==== SUPPLIED DATA

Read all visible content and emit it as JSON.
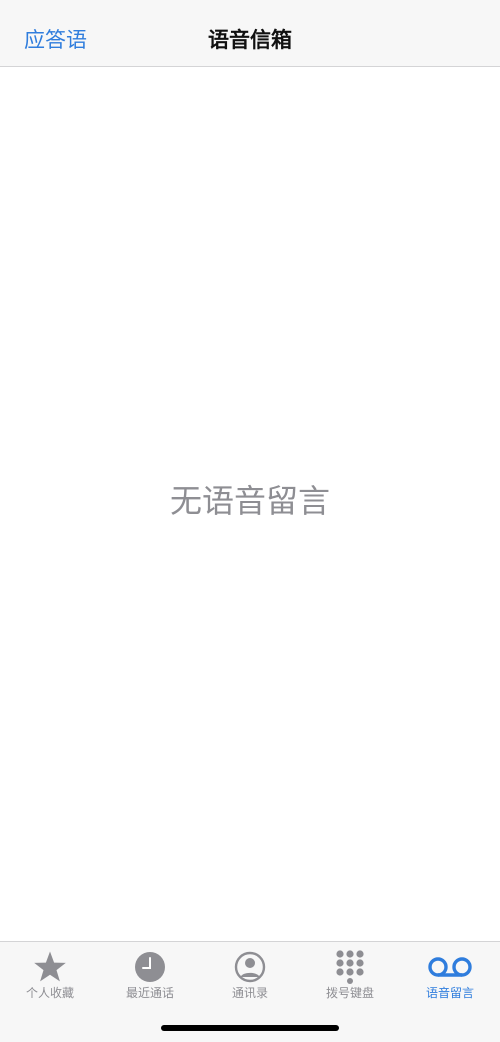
{
  "navbar": {
    "left_button": "应答语",
    "title": "语音信箱"
  },
  "main": {
    "empty_message": "无语音留言"
  },
  "tabbar": {
    "tabs": [
      {
        "label": "个人收藏",
        "icon": "star-icon",
        "active": false
      },
      {
        "label": "最近通话",
        "icon": "clock-icon",
        "active": false
      },
      {
        "label": "通讯录",
        "icon": "person-circle-icon",
        "active": false
      },
      {
        "label": "拨号键盘",
        "icon": "keypad-icon",
        "active": false
      },
      {
        "label": "语音留言",
        "icon": "voicemail-icon",
        "active": true
      }
    ]
  },
  "colors": {
    "accent": "#2f7ddd",
    "inactive": "#8e8e93",
    "bar_background": "#f7f7f7"
  }
}
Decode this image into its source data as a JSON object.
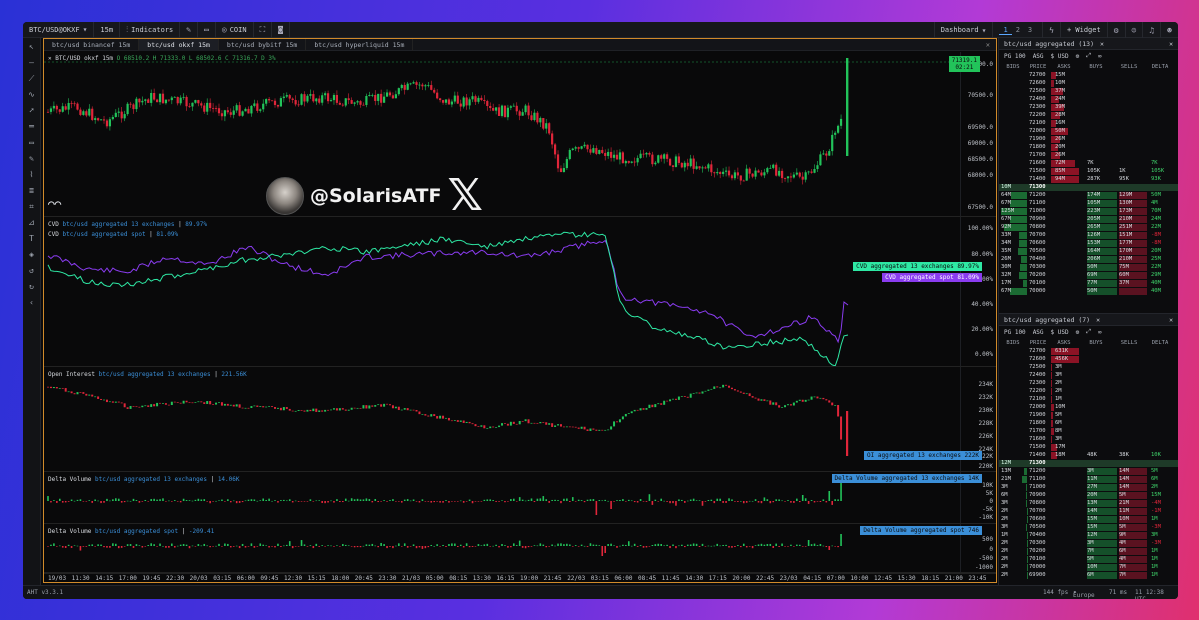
{
  "toolbar": {
    "symbol": "BTC/USD@OKXF",
    "timeframe": "15m",
    "indicators": "Indicators",
    "coin": "COIN",
    "dashboard": "Dashboard",
    "workspaces": [
      "1",
      "2",
      "3"
    ],
    "widget": "+ Widget"
  },
  "tabs": [
    "btc/usd binancef 15m",
    "btc/usd okxf 15m",
    "btc/usd bybitf 15m",
    "btc/usd hyperliquid 15m"
  ],
  "price_pane": {
    "title": "BTC/USD okxf 15m",
    "ohlc": "O 68510.2 H 71333.0 L 68502.6 C 71316.7 D 3%",
    "last_price": "71319.1",
    "countdown": "02:21",
    "scale": [
      "71500.0",
      "70500.0",
      "69500.0",
      "69000.0",
      "68500.0",
      "68000.0",
      "67500.0"
    ],
    "watermark": "@SolarisATF"
  },
  "cvd_pane": {
    "legend1_name": "CVD",
    "legend1_sub": "btc/usd aggregated 13 exchanges",
    "legend1_val": "89.97%",
    "legend2_name": "CVD",
    "legend2_sub": "btc/usd aggregated spot",
    "legend2_val": "81.09%",
    "scale": [
      "100.00%",
      "80.00%",
      "60.00%",
      "40.00%",
      "20.00%",
      "0.00%"
    ],
    "tag1": "CVD aggregated 13 exchanges 89.97%",
    "tag2": "CVD aggregated spot 81.09%"
  },
  "oi_pane": {
    "name": "Open Interest",
    "sub": "btc/usd aggregated 13 exchanges",
    "val": "221.56K",
    "scale": [
      "234K",
      "232K",
      "230K",
      "228K",
      "226K",
      "224K",
      "222K",
      "220K"
    ],
    "tag": "OI aggregated 13 exchanges 222K"
  },
  "dv1_pane": {
    "name": "Delta Volume",
    "sub": "btc/usd aggregated 13 exchanges",
    "val": "14.06K",
    "scale": [
      "10K",
      "5K",
      "0",
      "-5K",
      "-10K"
    ],
    "tag": "Delta Volume aggregated 13 exchanges 14K"
  },
  "dv2_pane": {
    "name": "Delta Volume",
    "sub": "btc/usd aggregated spot",
    "val": "-209.41",
    "scale": [
      "500",
      "0",
      "-500",
      "-1000"
    ],
    "tag": "Delta Volume aggregated spot 746"
  },
  "time_axis": [
    "19/03",
    "11:30",
    "14:15",
    "17:00",
    "19:45",
    "22:30",
    "20/03",
    "03:15",
    "06:00",
    "09:45",
    "12:30",
    "15:15",
    "18:00",
    "20:45",
    "23:30",
    "21/03",
    "05:00",
    "08:15",
    "13:30",
    "16:15",
    "19:00",
    "21:45",
    "22/03",
    "03:15",
    "06:00",
    "08:45",
    "11:45",
    "14:30",
    "17:15",
    "20:00",
    "22:45",
    "23/03",
    "04:15",
    "07:00",
    "10:00",
    "12:45",
    "15:30",
    "18:15",
    "21:00",
    "23:45"
  ],
  "status": {
    "version": "AHT v3.3.1",
    "fps": "144 fps",
    "region": "Europe",
    "latency": "71 ms",
    "clock": "11 12:38 UTC"
  },
  "dom1": {
    "title": "btc/usd aggregated (13)",
    "pg": "PG 100",
    "asg": "ASG",
    "ccy": "$ USD",
    "cols": [
      "BIDS",
      "PRICE",
      "ASKS",
      "BUYS",
      "SELLS",
      "DELTA"
    ],
    "mid": "71300",
    "mid_bid": "10M",
    "asks": [
      [
        "",
        "72700",
        "15M",
        "",
        "",
        ""
      ],
      [
        "",
        "72600",
        "10M",
        "",
        "",
        ""
      ],
      [
        "",
        "72500",
        "37M",
        "",
        "",
        ""
      ],
      [
        "",
        "72400",
        "24M",
        "",
        "",
        ""
      ],
      [
        "",
        "72300",
        "39M",
        "",
        "",
        ""
      ],
      [
        "",
        "72200",
        "28M",
        "",
        "",
        ""
      ],
      [
        "",
        "72100",
        "16M",
        "",
        "",
        ""
      ],
      [
        "",
        "72000",
        "50M",
        "",
        "",
        ""
      ],
      [
        "",
        "71900",
        "26M",
        "",
        "",
        ""
      ],
      [
        "",
        "71800",
        "20M",
        "",
        "",
        ""
      ],
      [
        "",
        "71700",
        "26M",
        "",
        "",
        ""
      ],
      [
        "",
        "71600",
        "72M",
        "7K",
        "",
        "7K"
      ],
      [
        "",
        "71500",
        "85M",
        "105K",
        "1K",
        "105K"
      ],
      [
        "",
        "71400",
        "94M",
        "287K",
        "95K",
        "93K"
      ]
    ],
    "bids": [
      [
        "64M",
        "71200",
        "",
        "174M",
        "129M",
        "50M"
      ],
      [
        "67M",
        "71100",
        "",
        "105M",
        "130M",
        "4M"
      ],
      [
        "125M",
        "71000",
        "",
        "223M",
        "173M",
        "70M"
      ],
      [
        "67M",
        "70900",
        "",
        "205M",
        "210M",
        "24M"
      ],
      [
        "92M",
        "70800",
        "",
        "265M",
        "251M",
        "22M"
      ],
      [
        "33M",
        "70700",
        "",
        "126M",
        "151M",
        "-8M"
      ],
      [
        "34M",
        "70600",
        "",
        "153M",
        "177M",
        "-8M"
      ],
      [
        "35M",
        "70500",
        "",
        "164M",
        "170M",
        "20M"
      ],
      [
        "26M",
        "70400",
        "",
        "206M",
        "210M",
        "25M"
      ],
      [
        "30M",
        "70300",
        "",
        "50M",
        "75M",
        "22M"
      ],
      [
        "32M",
        "70200",
        "",
        "69M",
        "60M",
        "29M"
      ],
      [
        "17M",
        "70100",
        "",
        "77M",
        "37M",
        "40M"
      ],
      [
        "67M",
        "70000",
        "",
        "50M",
        "",
        "40M"
      ]
    ]
  },
  "dom2": {
    "title": "btc/usd aggregated (7)",
    "pg": "PG 100",
    "asg": "ASG",
    "ccy": "$ USD",
    "cols": [
      "BIDS",
      "PRICE",
      "ASKS",
      "BUYS",
      "SELLS",
      "DELTA"
    ],
    "mid": "71300",
    "mid_bid": "12M",
    "asks": [
      [
        "",
        "72700",
        "631K",
        "",
        "",
        ""
      ],
      [
        "",
        "72600",
        "456K",
        "",
        "",
        ""
      ],
      [
        "",
        "72500",
        "3M",
        "",
        "",
        ""
      ],
      [
        "",
        "72400",
        "3M",
        "",
        "",
        ""
      ],
      [
        "",
        "72300",
        "2M",
        "",
        "",
        ""
      ],
      [
        "",
        "72200",
        "2M",
        "",
        "",
        ""
      ],
      [
        "",
        "72100",
        "1M",
        "",
        "",
        ""
      ],
      [
        "",
        "72000",
        "10M",
        "",
        "",
        ""
      ],
      [
        "",
        "71900",
        "5M",
        "",
        "",
        ""
      ],
      [
        "",
        "71800",
        "6M",
        "",
        "",
        ""
      ],
      [
        "",
        "71700",
        "8M",
        "",
        "",
        ""
      ],
      [
        "",
        "71600",
        "3M",
        "",
        "",
        ""
      ],
      [
        "",
        "71500",
        "17M",
        "",
        "",
        ""
      ],
      [
        "",
        "71400",
        "18M",
        "48K",
        "38K",
        "10K"
      ]
    ],
    "bids": [
      [
        "13M",
        "71200",
        "",
        "3M",
        "14M",
        "5M"
      ],
      [
        "21M",
        "71100",
        "",
        "11M",
        "14M",
        "6M"
      ],
      [
        "3M",
        "71000",
        "",
        "27M",
        "14M",
        "2M"
      ],
      [
        "6M",
        "70900",
        "",
        "20M",
        "5M",
        "15M"
      ],
      [
        "3M",
        "70800",
        "",
        "13M",
        "21M",
        "-4M"
      ],
      [
        "2M",
        "70700",
        "",
        "14M",
        "11M",
        "-1M"
      ],
      [
        "2M",
        "70600",
        "",
        "15M",
        "10M",
        "1M"
      ],
      [
        "3M",
        "70500",
        "",
        "15M",
        "5M",
        "-3M"
      ],
      [
        "1M",
        "70400",
        "",
        "12M",
        "9M",
        "3M"
      ],
      [
        "2M",
        "70300",
        "",
        "3M",
        "4M",
        "-3M"
      ],
      [
        "2M",
        "70200",
        "",
        "7M",
        "6M",
        "1M"
      ],
      [
        "2M",
        "70100",
        "",
        "5M",
        "4M",
        "1M"
      ],
      [
        "2M",
        "70000",
        "",
        "10M",
        "7M",
        "1M"
      ],
      [
        "2M",
        "69900",
        "",
        "6M",
        "7M",
        "1M"
      ]
    ]
  },
  "colors": {
    "up": "#22c35a",
    "down": "#e0263a",
    "accent": "#d08a2a",
    "cvd_agg": "#2ee8a4",
    "cvd_spot": "#8a3cf0",
    "blue": "#3b8fd8"
  }
}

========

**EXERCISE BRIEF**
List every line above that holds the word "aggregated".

**EXERCISE SOLUTION**
    "legend1_sub": "btc/usd aggregated 13 exchanges",
    "legend2_sub": "btc/usd aggregated spot",
    "tag1": "CVD aggregated 13 exchanges 89.97%",
    "tag2": "CVD aggregated spot 81.09%"
    "sub": "btc/usd aggregated 13 exchanges",
    "tag": "OI aggregated 13 exchanges 222K"
    "sub": "btc/usd aggregated 13 exchanges",
    "tag": "Delta Volume aggregated 13 exchanges 14K"
    "sub": "btc/usd aggregated spot",
    "tag": "Delta Volume aggregated spot 746"
    "title": "btc/usd aggregated (13)",
    "title": "btc/usd aggregated (7)",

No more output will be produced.